On the following day, November 10, 1898, word from the CCC was delayed. The enraged Democrats and their supporters gathered a group of up to 2,000 armed white men and marched on the Wilmington Record printing offices, broke in and set the building ablaze.
From there they moved on to overthrow the municipal government (a coup d’état) and within a few days the terrorists had banished prominent African Americans (including Alex Manly) and Republican whites from the city. Based on Umfleet’s extensive research, “No official count of dead can be ascertained due to a lack of records – at least 14 and perhaps as many as 60 men were murdered.”
Members of the Wilmington Light Infantry. Photo Credit: North Carolina State Archives.
With the Democrats return to power in 1898, the state legislature quickly drew up legislation to overturn the Fusionist’s policies and institute their won which would effectively disfranchise African American voters for decades to come. The effects of the election were long-lasting. Following the end of Governor Daniel Russell’s term in 1900, Graham writes that “North Carolina would not elect another Republican governor until 1972. George White, an African American who was elected to Congress from a predominantly African American district in 1898 was the last African American elected to that body until 1928. North Carolina would not send another African American to Washington until 1992.”

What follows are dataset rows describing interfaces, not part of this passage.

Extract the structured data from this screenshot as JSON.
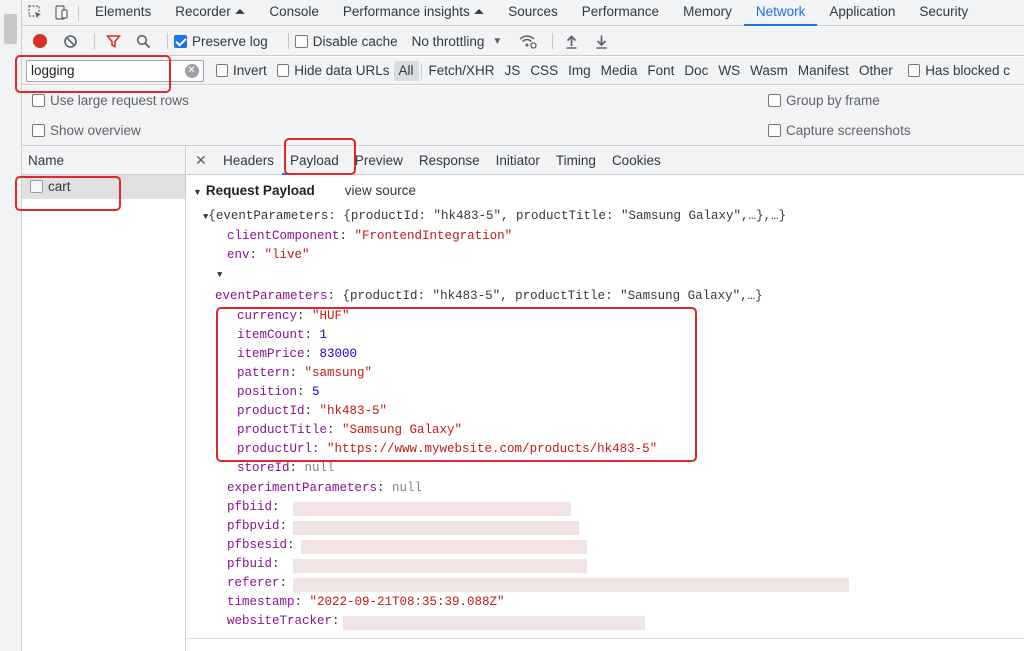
{
  "devtools": {
    "tabs": [
      "Elements",
      "Recorder ⏶",
      "Console",
      "Performance insights ⏶",
      "Sources",
      "Performance",
      "Memory",
      "Network",
      "Application",
      "Security"
    ],
    "active_tab": "Network"
  },
  "toolbar": {
    "preserve_log": "Preserve log",
    "disable_cache": "Disable cache",
    "throttling": "No throttling"
  },
  "filter": {
    "value": "logging",
    "invert": "Invert",
    "hide_data_urls": "Hide data URLs",
    "types": [
      "All",
      "Fetch/XHR",
      "JS",
      "CSS",
      "Img",
      "Media",
      "Font",
      "Doc",
      "WS",
      "Wasm",
      "Manifest",
      "Other"
    ],
    "has_blocked": "Has blocked c"
  },
  "options": {
    "large_rows": "Use large request rows",
    "group_by_frame": "Group by frame",
    "show_overview": "Show overview",
    "capture_screenshots": "Capture screenshots"
  },
  "requests": {
    "header": "Name",
    "rows": [
      "cart"
    ]
  },
  "detail": {
    "tabs": [
      "Headers",
      "Payload",
      "Preview",
      "Response",
      "Initiator",
      "Timing",
      "Cookies"
    ],
    "active_tab": "Payload"
  },
  "payload": {
    "section_title": "Request Payload",
    "view_source": "view source",
    "root_summary": "{eventParameters: {productId: \"hk483-5\", productTitle: \"Samsung Galaxy\",…},…}",
    "client_component_key": "clientComponent",
    "client_component_val": "\"FrontendIntegration\"",
    "env_key": "env",
    "env_val": "\"live\"",
    "event_params_key": "eventParameters",
    "event_params_summary": "{productId: \"hk483-5\", productTitle: \"Samsung Galaxy\",…}",
    "currency_key": "currency",
    "currency_val": "\"HUF\"",
    "item_count_key": "itemCount",
    "item_count_val": "1",
    "item_price_key": "itemPrice",
    "item_price_val": "83000",
    "pattern_key": "pattern",
    "pattern_val": "\"samsung\"",
    "position_key": "position",
    "position_val": "5",
    "product_id_key": "productId",
    "product_id_val": "\"hk483-5\"",
    "product_title_key": "productTitle",
    "product_title_val": "\"Samsung Galaxy\"",
    "product_url_key": "productUrl",
    "product_url_val": "\"https://www.mywebsite.com/products/hk483-5\"",
    "store_id_key": "storeId",
    "store_id_val": "null",
    "experiment_key": "experimentParameters",
    "experiment_val": "null",
    "pfbiid_key": "pfbiid",
    "pfbpvid_key": "pfbpvid",
    "pfbsesid_key": "pfbsesid",
    "pfbuid_key": "pfbuid",
    "referer_key": "referer",
    "timestamp_key": "timestamp",
    "timestamp_val": "\"2022-09-21T08:35:39.088Z\"",
    "website_tracker_key": "websiteTracker"
  },
  "colors": {
    "accent": "#1a73e8",
    "highlight": "#e3262e",
    "record": "#d93025"
  }
}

In a recent BBC news article entitled Wilmington 1989: When white supremacists overthrew a US Government, Toby Luckhurst writes that “within two years, white supremacists in North Carolina imposed new segregation laws and effectively stripped black people of the vote through a combination of literacy tests and poll taxes. The number of registered African American voters reportedly dropped from 125,000 in 1896 to about 6,000 in 1902.”

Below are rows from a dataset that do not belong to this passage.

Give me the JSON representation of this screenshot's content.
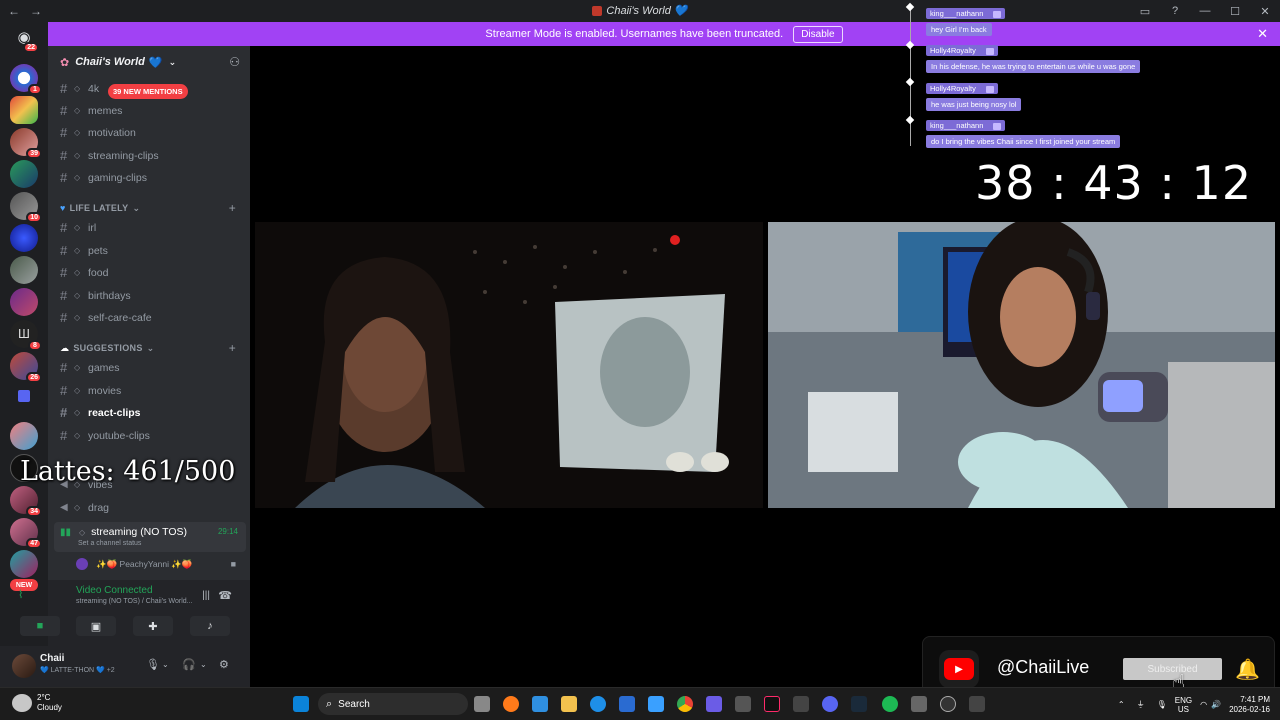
{
  "window": {
    "title": "Chaii's World",
    "title_heart": "💙"
  },
  "banner": {
    "text": "Streamer Mode is enabled. Usernames have been truncated.",
    "button": "Disable",
    "color": "#a142f4"
  },
  "server": {
    "name": "Chaii's World",
    "heart": "💙"
  },
  "mentions_badge": "39 NEW MENTIONS",
  "channels_top": [
    {
      "name": "4k"
    },
    {
      "name": "memes"
    },
    {
      "name": "motivation"
    },
    {
      "name": "streaming-clips"
    },
    {
      "name": "gaming-clips"
    }
  ],
  "category_life": "LIFE LATELY",
  "channels_life": [
    {
      "name": "irl"
    },
    {
      "name": "pets"
    },
    {
      "name": "food"
    },
    {
      "name": "birthdays"
    },
    {
      "name": "self-care-cafe"
    }
  ],
  "category_suggestions": "SUGGESTIONS",
  "channels_suggestions": [
    {
      "name": "games"
    },
    {
      "name": "movies"
    },
    {
      "name": "react-clips"
    },
    {
      "name": "youtube-clips"
    }
  ],
  "voice_channels": [
    {
      "name": "vibes"
    },
    {
      "name": "drag"
    }
  ],
  "live_voice": {
    "name": "streaming (NO TOS)",
    "timer": "29:14",
    "status": "Set a channel status"
  },
  "voice_user": {
    "name": "✨🍑 PeachyYanni ✨🍑"
  },
  "rail_badges": [
    "22",
    "1",
    "39",
    "10",
    "8",
    "26",
    "34",
    "47"
  ],
  "rail_new": "NEW",
  "voice_panel": {
    "title": "Video Connected",
    "subtitle": "streaming (NO TOS) / Chaii's World..."
  },
  "user_panel": {
    "name": "Chaii",
    "status": "💙 LATTE-THON 💙 +2"
  },
  "overlay": {
    "lattes": "Lattes: 461/500",
    "counter": "38 : 43 : 12"
  },
  "chat": [
    {
      "user": "king___nathann",
      "text": "hey Girl I'm back"
    },
    {
      "user": "Holly4Royalty",
      "text": "In his defense, he was trying to entertain us while u was gone"
    },
    {
      "user": "Holly4Royalty",
      "text": "he was just being nosy lol"
    },
    {
      "user": "king___nathann",
      "text": "do I bring the vibes Chaii since I first joined your stream"
    }
  ],
  "youtube": {
    "handle": "@ChaiiLive",
    "button": "Subscribed"
  },
  "taskbar": {
    "weather_temp": "2°C",
    "weather_desc": "Cloudy",
    "search": "Search",
    "lang_1": "ENG",
    "lang_2": "US",
    "time": "7:41 PM",
    "date": "2026-02-16"
  }
}
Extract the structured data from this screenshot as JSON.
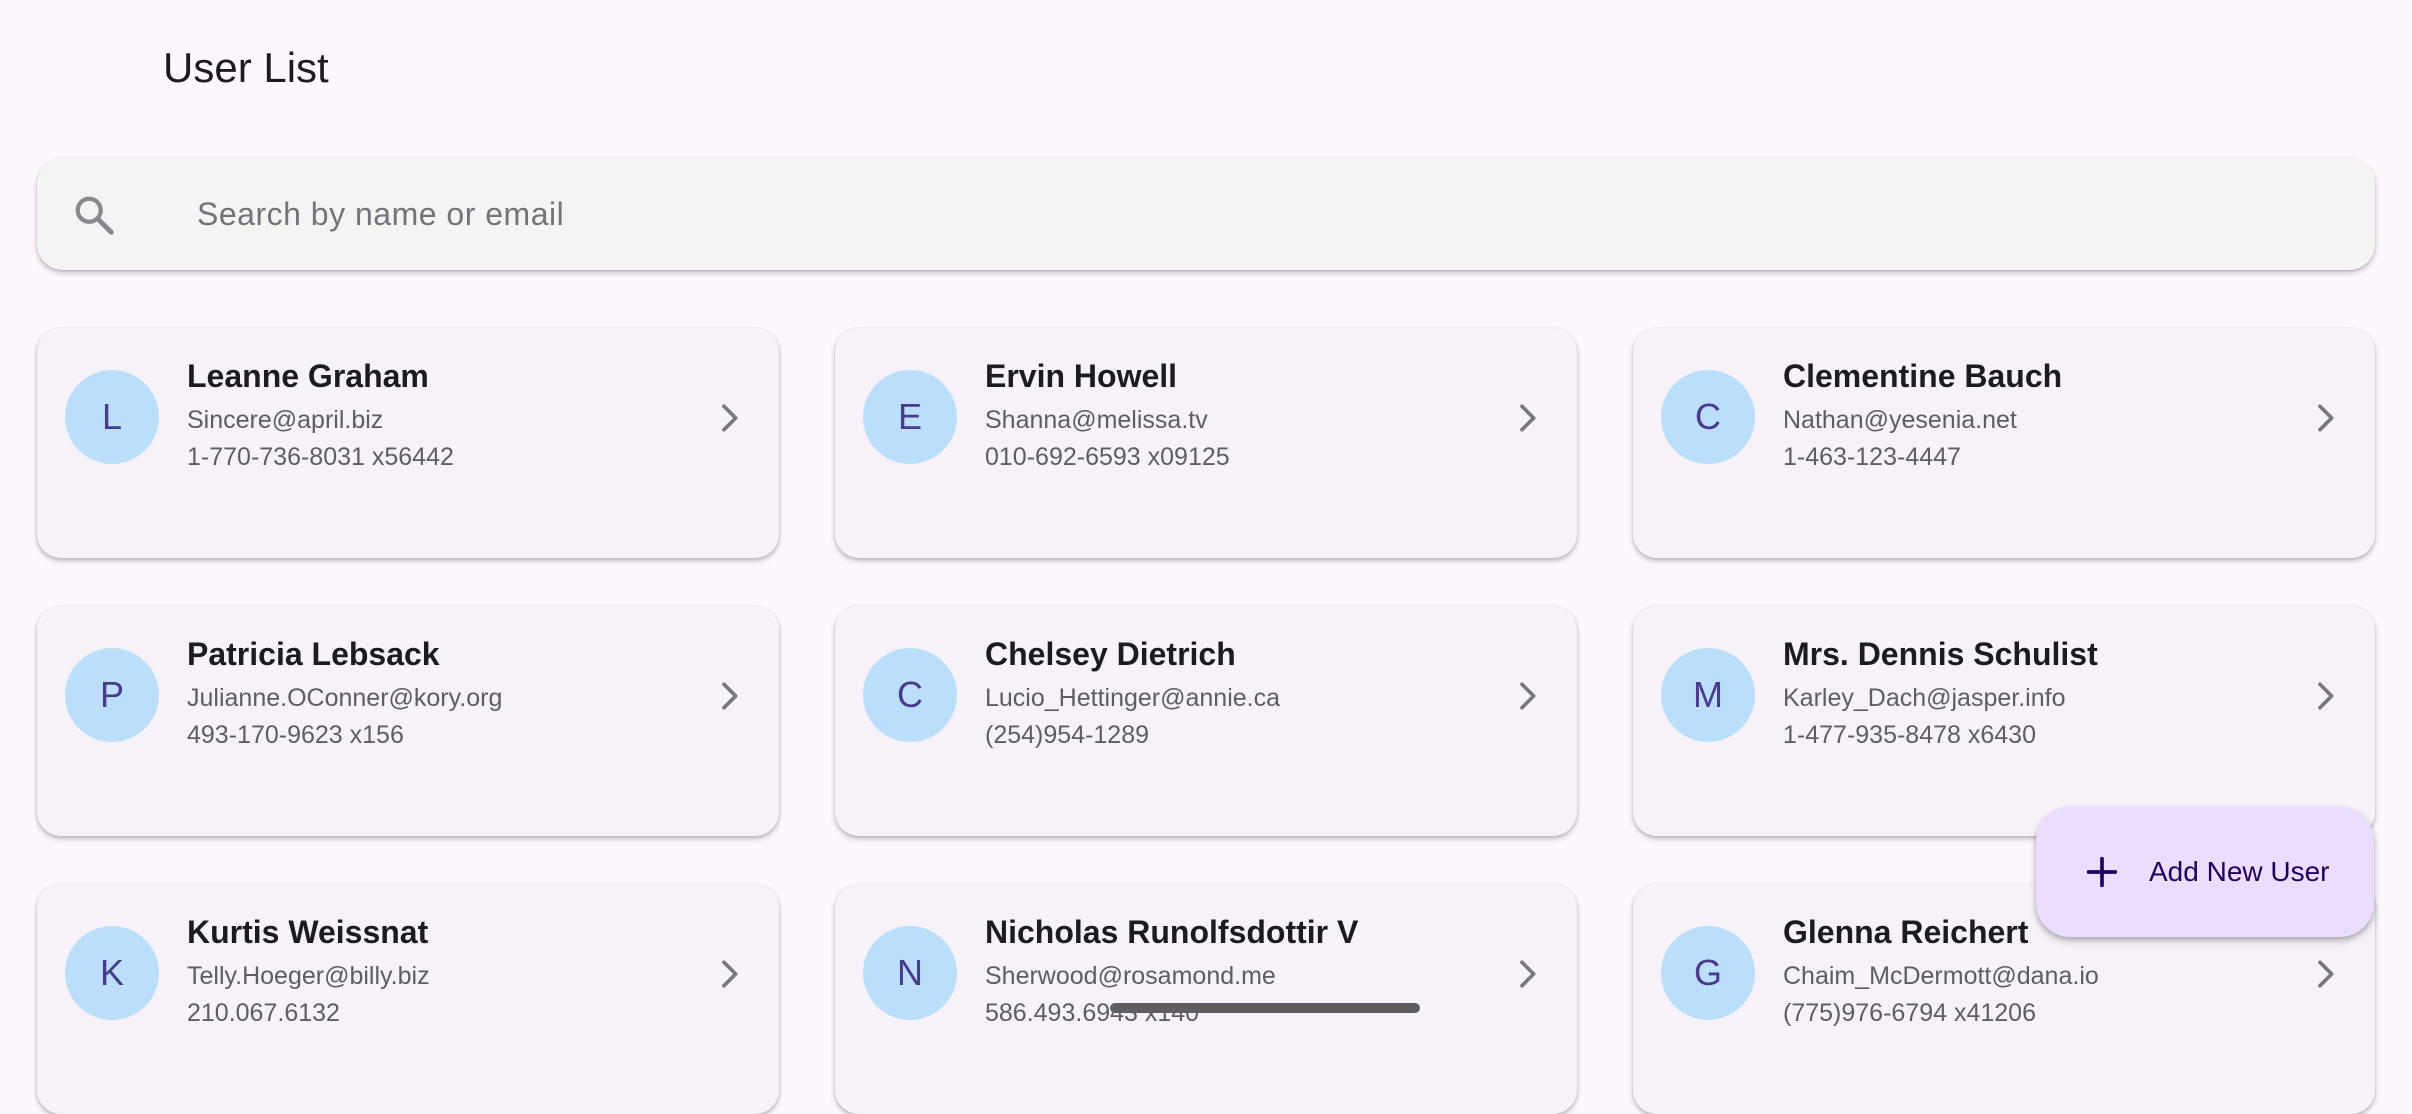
{
  "header": {
    "title": "User List"
  },
  "search": {
    "icon": "search-icon",
    "placeholder": "Search by name or email",
    "value": ""
  },
  "users": [
    {
      "initial": "L",
      "name": "Leanne Graham",
      "email": "Sincere@april.biz",
      "phone": "1-770-736-8031 x56442"
    },
    {
      "initial": "E",
      "name": "Ervin Howell",
      "email": "Shanna@melissa.tv",
      "phone": "010-692-6593 x09125"
    },
    {
      "initial": "C",
      "name": "Clementine Bauch",
      "email": "Nathan@yesenia.net",
      "phone": "1-463-123-4447"
    },
    {
      "initial": "P",
      "name": "Patricia Lebsack",
      "email": "Julianne.OConner@kory.org",
      "phone": "493-170-9623 x156"
    },
    {
      "initial": "C",
      "name": "Chelsey Dietrich",
      "email": "Lucio_Hettinger@annie.ca",
      "phone": "(254)954-1289"
    },
    {
      "initial": "M",
      "name": "Mrs. Dennis Schulist",
      "email": "Karley_Dach@jasper.info",
      "phone": "1-477-935-8478 x6430"
    },
    {
      "initial": "K",
      "name": "Kurtis Weissnat",
      "email": "Telly.Hoeger@billy.biz",
      "phone": "210.067.6132"
    },
    {
      "initial": "N",
      "name": "Nicholas Runolfsdottir V",
      "email": "Sherwood@rosamond.me",
      "phone": "586.493.6943 x140"
    },
    {
      "initial": "G",
      "name": "Glenna Reichert",
      "email": "Chaim_McDermott@dana.io",
      "phone": "(775)976-6794 x41206"
    }
  ],
  "fab": {
    "icon": "plus-icon",
    "label": "Add New User"
  },
  "colors": {
    "background": "#fef7ff",
    "card": "#f7f2fa",
    "avatar": "#bbdefb",
    "avatar_text": "#4a3a8c",
    "fab": "#eaddff",
    "search_bar": "#f4f4f2"
  }
}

Even more telling is that the Wilmington Massacre of 1898 has never been formally investigated by the State of North Carolina, despite enormous amounts of research and the writings of numerous authors. In essence, these tragic events were never fully acknowledged, nor were the perpetrators of the violence ever held to account for their heinous acts of violence. Such denial and implicit consent by political leaders (including US President McKinley) set the stage for further race riots and massacres of blacks by white mobs in Atlanta, Georgia in 1906, Tulsa, Oklahoma in 1921 and Rosewood, Florida in 1923.
To read a letter written by an African American woman in Wilmington asking for help from President McKinley click here.
A documentary film Wilmington On Fire and directed by Christopher Everett is available on several streaming platforms. You can watch a trailer for the film here.
Everett notes that the 1898 Wilmington race riots and massacre “is considered one of the only successful examples of a coup d’état in the United States that left countless numbers of African-American citizens dead and exiled from the city. This event was the spring board for the white supremacy movement and Jim Crow segregation throughout the state of North Carolina and the American South.”
Relevance for Contemporary Activists
After enduring four years of a racist, fear mongering and deliberately divisive administration, concerned citizens of the USA are ready to turn the page on history. I fully understand that trying to bring together the disparate viewpoints in such a partisan atmosphere will be extremely difficult. But I believe the first step toward any sort of healing and reconciliation is to acknowledge the collective damage white supremacy has wrought on minority populations and American culture for centuries.
And along with any new beginning, we must remain vigilant and never forget that the ideals inherent in democracy can be quickly wiped away. It will take an enormous amount of self-reflection and equal measures of hard work to continue on the path to truly creating a ‘more perfect union.’